By Jon Leary (Loughborough University / Gamos Ltd.), Mourine Chepkemoi (African Centre for Technology Studies (ACTS)), Wairimu Njehia (Pika na Power), Agnes Kalyonge (Jikoni Magic) and Jay Amin (Independent Cinematographer).
People often say that ‘seeing is believing’, however when it comes to cooking, people need to see, smell and taste before you can really start to convince them. That’s what makes live cooking demonstrations so effective.
Kenya Power is the nation’s electrical utility. With over 7 million customers and a predominantly renewable grid with surplus power now available, they are looking to proactively stimulate demand. Pika na Power is Kenya Power’s flagship electric cooking campaign, designed to show customers just how quick, easy and affordable cooking with electricity is. To date, this has included TV series, social media campaigns and live cooking classes.
This session aimed to showcase the compatibility of electric cooking with Kenyan cuisine using live cooking demonstrations. These demonstrations are a powerful way to change perceptions about cooking with electricity.
Many people believe that electricity is too expensive for cooking and that food cooked with electricity just doesn’t taste the same. However this event showed that not only can it be just as delicious, but energy-efficient appliances can make it much cheaper.
This event took participants on a culinary tour of Kenya and the opportunities and challenges for cooking popular Kenyan foods with electricity. It brought to life the Kenya eCookBook, which explored the trade-offs between energy, time and money across the popular fuels and appliances in Kenya today. It revealed the huge opportunity for cooking ‘heavy foods’ such as beans in ultra-efficient Electric Pressure Cookers (EPCs), which can save over 50% on time and 85% on cost versus, LPG, charcoal or electric hotplates.

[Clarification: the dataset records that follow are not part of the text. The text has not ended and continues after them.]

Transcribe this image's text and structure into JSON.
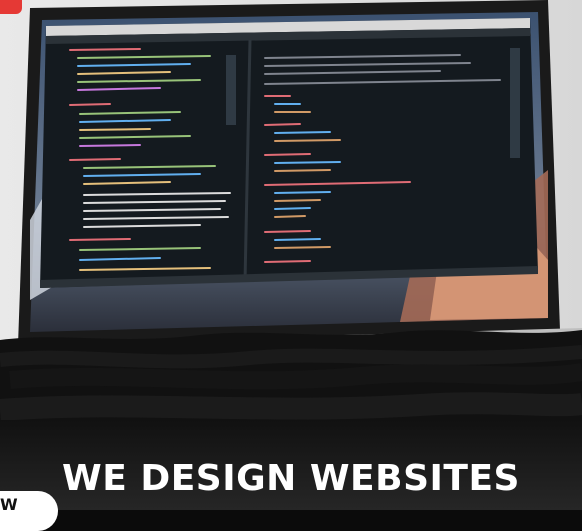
{
  "headline": "WE DESIGN WEBSITES",
  "badge_text": "W",
  "colors": {
    "brush_overlay": "#111111",
    "headline_text": "#ffffff",
    "accent_red": "#e53935",
    "editor_bg": "#141a1f"
  },
  "photo": {
    "subject": "laptop-with-code-editor",
    "editor_panes": 2
  }
}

This session took place at Kenya Power’s recently refurbished model kitchen at Electricity House in Nairobi’s CBD. The session was hosted by Wairimu Njehia of Pika na Power (Cook with Electricity) and Agnes Kalyonge of Jikoni Magic, (Magic in the Kitchen), who demonstrated several popular Kenyan dishes on a range of electric cooking appliances, with live monitoring and commentary on electricity consumption and expenditures as they cook. Participants were able to sample the dishes and take home a copy of the Kenya eCookBook.

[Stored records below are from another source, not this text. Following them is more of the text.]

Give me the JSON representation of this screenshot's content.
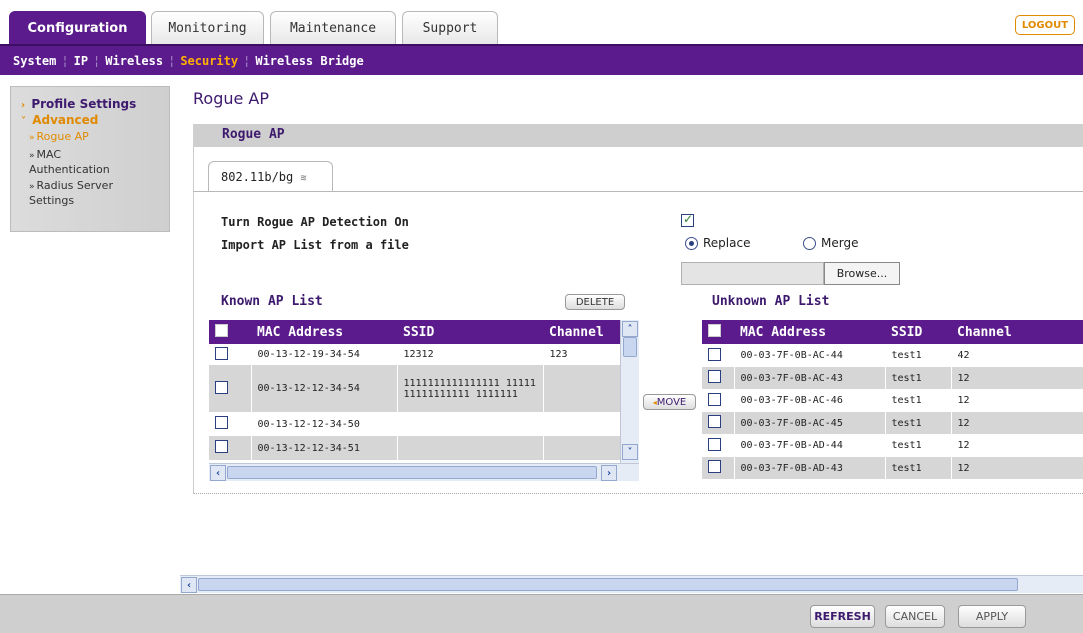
{
  "top_tabs": [
    "Configuration",
    "Monitoring",
    "Maintenance",
    "Support"
  ],
  "logout_label": "LOGOUT",
  "subnav": [
    "System",
    "IP",
    "Wireless",
    "Security",
    "Wireless Bridge"
  ],
  "left_menu": {
    "profile_settings": "Profile Settings",
    "advanced": "Advanced",
    "items": [
      "Rogue AP",
      "MAC Authentication",
      "Radius Server Settings"
    ]
  },
  "page_title": "Rogue AP",
  "panel_title": "Rogue AP",
  "band_tab": "802.11b/bg",
  "detection_label": "Turn Rogue AP Detection On",
  "detection_checked": true,
  "import_label": "Import AP List from a file",
  "radio_replace": "Replace",
  "radio_merge": "Merge",
  "radio_selected": "Replace",
  "browse_label": "Browse...",
  "known": {
    "title": "Known AP List",
    "delete_label": "DELETE",
    "headers": [
      "MAC Address",
      "SSID",
      "Channel"
    ],
    "rows": [
      {
        "mac": "00-13-12-19-34-54",
        "ssid": "12312",
        "channel": "123"
      },
      {
        "mac": "00-13-12-12-34-54",
        "ssid": "1111111111111111 1111111111111111 1111111",
        "channel": ""
      },
      {
        "mac": "00-13-12-12-34-50",
        "ssid": "",
        "channel": ""
      },
      {
        "mac": "00-13-12-12-34-51",
        "ssid": "",
        "channel": ""
      }
    ]
  },
  "move_label": "MOVE",
  "unknown": {
    "title": "Unknown AP List",
    "headers": [
      "MAC Address",
      "SSID",
      "Channel"
    ],
    "rows": [
      {
        "mac": "00-03-7F-0B-AC-44",
        "ssid": "test1",
        "channel": "42"
      },
      {
        "mac": "00-03-7F-0B-AC-43",
        "ssid": "test1",
        "channel": "12"
      },
      {
        "mac": "00-03-7F-0B-AC-46",
        "ssid": "test1",
        "channel": "12"
      },
      {
        "mac": "00-03-7F-0B-AC-45",
        "ssid": "test1",
        "channel": "12"
      },
      {
        "mac": "00-03-7F-0B-AD-44",
        "ssid": "test1",
        "channel": "12"
      },
      {
        "mac": "00-03-7F-0B-AD-43",
        "ssid": "test1",
        "channel": "12"
      }
    ]
  },
  "footer_buttons": [
    "REFRESH",
    "CANCEL",
    "APPLY"
  ],
  "colors": {
    "brand_purple": "#5b1b8c",
    "accent_orange": "#e08a00"
  }
}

Jikoni Magic is a Kenyan social media brand championing soulful Kenyan food by sharing simple recipes for classic Kenyan dishes that anybody can make at home. Supported by the MECS programme, Jikoni Magic ran a smart cooking campaign designed to empower everyday Kenyan cooks to save time and money in the kitchen by adopting energy-efficient appliances and practices.

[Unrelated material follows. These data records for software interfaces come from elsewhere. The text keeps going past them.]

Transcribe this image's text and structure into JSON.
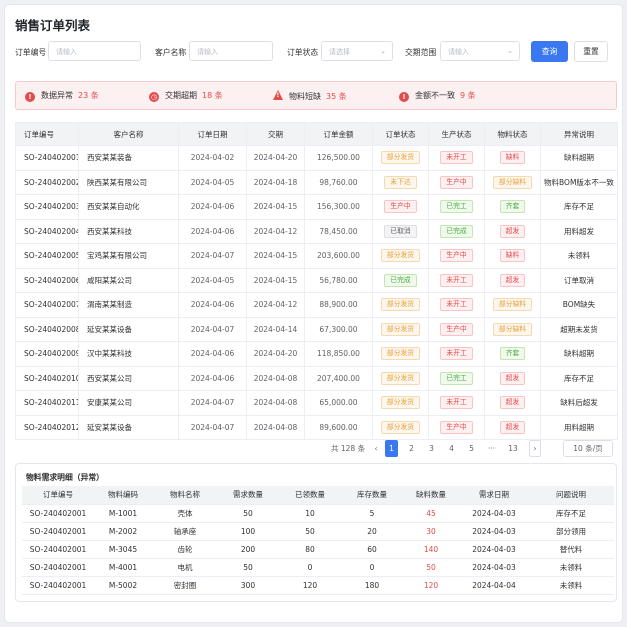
{
  "title": "销售订单列表",
  "filters": {
    "order_no_label": "订单编号",
    "order_no_placeholder": "请输入",
    "customer_label": "客户名称",
    "customer_placeholder": "请输入",
    "status_label": "订单状态",
    "status_placeholder": "请选择",
    "date_label": "交期范围",
    "date_placeholder": "请输入",
    "query_label": "查询",
    "reset_label": "重置"
  },
  "alerts": [
    {
      "icon": "alert-circle-icon",
      "label": "数据异常",
      "count": "23 条"
    },
    {
      "icon": "clock-icon",
      "label": "交期超期",
      "count": "18 条"
    },
    {
      "icon": "warning-triangle-icon",
      "label": "物料短缺",
      "count": "35 条"
    },
    {
      "icon": "alert-circle-icon",
      "label": "金额不一致",
      "count": "9 条"
    }
  ],
  "orders": {
    "columns": [
      "订单编号",
      "客户名称",
      "订单日期",
      "交期",
      "订单金额",
      "订单状态",
      "生产状态",
      "物料状态",
      "异常说明"
    ],
    "rows": [
      [
        "SO-240402001",
        "西安某某装备",
        "2024-04-02",
        "2024-04-20",
        "126,500.00",
        "部分发货",
        "未开工",
        "缺料",
        "缺料超期"
      ],
      [
        "SO-240402002",
        "陕西某某有限公司",
        "2024-04-05",
        "2024-04-18",
        "98,760.00",
        "未下达",
        "生产中",
        "部分缺料",
        "物料BOM版本不一致"
      ],
      [
        "SO-240402003",
        "西安某某自动化",
        "2024-04-06",
        "2024-04-15",
        "156,300.00",
        "生产中",
        "已完工",
        "齐套",
        "库存不足"
      ],
      [
        "SO-240402004",
        "西安某某科技",
        "2024-04-06",
        "2024-04-12",
        "78,450.00",
        "已取消",
        "已完成",
        "超发",
        "用料超发"
      ],
      [
        "SO-240402005",
        "宝鸡某某有限公司",
        "2024-04-07",
        "2024-04-15",
        "203,600.00",
        "部分发货",
        "生产中",
        "缺料",
        "未领料"
      ],
      [
        "SO-240402006",
        "咸阳某某公司",
        "2024-04-05",
        "2024-04-15",
        "56,780.00",
        "已完成",
        "未开工",
        "超发",
        "订单取消"
      ],
      [
        "SO-240402007",
        "渭南某某制造",
        "2024-04-06",
        "2024-04-12",
        "88,900.00",
        "部分发货",
        "未开工",
        "部分缺料",
        "BOM缺失"
      ],
      [
        "SO-240402008",
        "延安某某设备",
        "2024-04-07",
        "2024-04-14",
        "67,300.00",
        "部分发货",
        "生产中",
        "部分缺料",
        "超期未发货"
      ],
      [
        "SO-240402009",
        "汉中某某科技",
        "2024-04-06",
        "2024-04-20",
        "118,850.00",
        "部分发货",
        "未开工",
        "齐套",
        "缺料超期"
      ],
      [
        "SO-240402010",
        "西安某某公司",
        "2024-04-06",
        "2024-04-08",
        "207,400.00",
        "部分发货",
        "已完工",
        "超发",
        "库存不足"
      ],
      [
        "SO-240402011",
        "安康某某公司",
        "2024-04-07",
        "2024-04-08",
        "65,000.00",
        "部分发货",
        "未开工",
        "超发",
        "缺料后超发"
      ],
      [
        "SO-240402012",
        "延安某某设备",
        "2024-04-07",
        "2024-04-08",
        "89,600.00",
        "部分发货",
        "生产中",
        "超发",
        "用料超期"
      ]
    ]
  },
  "pagination": {
    "total": "共 128 条",
    "prev": "‹",
    "pages": [
      "1",
      "2",
      "3",
      "4",
      "5",
      "···",
      "13"
    ],
    "next": "›",
    "page_size": "10 条/页"
  },
  "materials": {
    "title": "物料需求明细（异常）",
    "columns": [
      "订单编号",
      "物料编码",
      "物料名称",
      "需求数量",
      "已领数量",
      "库存数量",
      "缺料数量",
      "需求日期",
      "问题说明"
    ],
    "rows": [
      [
        "SO-240402001",
        "M-1001",
        "壳体",
        "50",
        "10",
        "5",
        "45",
        "2024-04-03",
        "库存不足"
      ],
      [
        "SO-240402001",
        "M-2002",
        "轴承座",
        "100",
        "50",
        "20",
        "30",
        "2024-04-03",
        "部分领用"
      ],
      [
        "SO-240402001",
        "M-3045",
        "齿轮",
        "200",
        "80",
        "60",
        "140",
        "2024-04-03",
        "替代料"
      ],
      [
        "SO-240402001",
        "M-4001",
        "电机",
        "50",
        "0",
        "0",
        "50",
        "2024-04-03",
        "未领料"
      ],
      [
        "SO-240402001",
        "M-5002",
        "密封圈",
        "300",
        "120",
        "180",
        "120",
        "2024-04-04",
        "未领料"
      ]
    ]
  },
  "tag_colors": {
    "部分发货": "orange",
    "未下达": "orange",
    "生产中": "red",
    "已取消": "gray",
    "已完成": "green",
    "未开工": "red",
    "已完工": "green",
    "缺料": "red",
    "部分缺料": "orange",
    "齐套": "green",
    "超发": "red"
  }
}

The session also presented insights from the MECS cooking diary studies, which followed 80 households in 4 countries for 6 weeks to understand how they cook and how they might cook with electricity. The session concluded with presentations from MECS challenge fund winners on how they plan to enable cooking with electricity beyond the limits of Kenya Power’s grid.
This evidence-based live cooking demonstration showed that not only can food cooked with electricity be just as delicious and much easier to prepare, it can also save you time and money.
Maybe it’s time we all started to think more seriously about cooking with electricity…
Featured image: The side trip to Kenya Power’s modern demonstration kitchen at Electricity House during the Clean Cooking Forum 2019 (image credit: Jon Leary, MECS).